(Element data from apps and pages)
————————

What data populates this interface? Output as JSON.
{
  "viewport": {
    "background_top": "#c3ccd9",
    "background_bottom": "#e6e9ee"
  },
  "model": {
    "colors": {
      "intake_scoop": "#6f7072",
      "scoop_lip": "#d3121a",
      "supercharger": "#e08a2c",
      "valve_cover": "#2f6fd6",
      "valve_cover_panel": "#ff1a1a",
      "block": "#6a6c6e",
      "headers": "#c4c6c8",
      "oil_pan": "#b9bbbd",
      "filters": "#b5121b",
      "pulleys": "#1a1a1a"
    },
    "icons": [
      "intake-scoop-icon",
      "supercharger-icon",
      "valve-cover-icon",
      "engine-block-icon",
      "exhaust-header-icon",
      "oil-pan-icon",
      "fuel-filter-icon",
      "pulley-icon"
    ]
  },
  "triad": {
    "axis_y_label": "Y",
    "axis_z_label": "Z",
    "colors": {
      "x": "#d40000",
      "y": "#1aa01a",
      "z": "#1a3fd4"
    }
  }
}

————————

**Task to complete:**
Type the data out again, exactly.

**Output for this exercise:**
What data populates this interface? Output as JSON.
{
  "viewport": {
    "background_top": "#c3ccd9",
    "background_bottom": "#e6e9ee"
  },
  "model": {
    "colors": {
      "intake_scoop": "#6f7072",
      "scoop_lip": "#d3121a",
      "supercharger": "#e08a2c",
      "valve_cover": "#2f6fd6",
      "valve_cover_panel": "#ff1a1a",
      "block": "#6a6c6e",
      "headers": "#c4c6c8",
      "oil_pan": "#b9bbbd",
      "filters": "#b5121b",
      "pulleys": "#1a1a1a"
    },
    "icons": [
      "intake-scoop-icon",
      "supercharger-icon",
      "valve-cover-icon",
      "engine-block-icon",
      "exhaust-header-icon",
      "oil-pan-icon",
      "fuel-filter-icon",
      "pulley-icon"
    ]
  },
  "triad": {
    "axis_y_label": "Y",
    "axis_z_label": "Z",
    "colors": {
      "x": "#d40000",
      "y": "#1aa01a",
      "z": "#1a3fd4"
    }
  }
}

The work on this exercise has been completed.